(Dataset rows describing interfaces)
━━━━━━━━━━━━━━━━━━━━━━━━━━━━━━
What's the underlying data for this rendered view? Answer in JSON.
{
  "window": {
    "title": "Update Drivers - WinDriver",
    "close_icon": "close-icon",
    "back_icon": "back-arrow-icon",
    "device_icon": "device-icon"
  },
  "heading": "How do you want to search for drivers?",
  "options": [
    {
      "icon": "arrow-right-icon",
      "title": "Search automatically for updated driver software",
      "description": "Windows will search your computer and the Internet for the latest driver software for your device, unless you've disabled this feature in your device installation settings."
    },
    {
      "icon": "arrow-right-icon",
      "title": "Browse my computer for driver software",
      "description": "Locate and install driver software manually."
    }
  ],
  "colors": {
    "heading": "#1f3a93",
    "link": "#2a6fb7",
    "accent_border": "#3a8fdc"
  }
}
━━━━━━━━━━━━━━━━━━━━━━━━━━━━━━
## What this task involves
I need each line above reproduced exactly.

## Answer below
What's the underlying data for this rendered view? Answer in JSON.
{
  "window": {
    "title": "Update Drivers - WinDriver",
    "close_icon": "close-icon",
    "back_icon": "back-arrow-icon",
    "device_icon": "device-icon"
  },
  "heading": "How do you want to search for drivers?",
  "options": [
    {
      "icon": "arrow-right-icon",
      "title": "Search automatically for updated driver software",
      "description": "Windows will search your computer and the Internet for the latest driver software for your device, unless you've disabled this feature in your device installation settings."
    },
    {
      "icon": "arrow-right-icon",
      "title": "Browse my computer for driver software",
      "description": "Locate and install driver software manually."
    }
  ],
  "colors": {
    "heading": "#1f3a93",
    "link": "#2a6fb7",
    "accent_border": "#3a8fdc"
  }
}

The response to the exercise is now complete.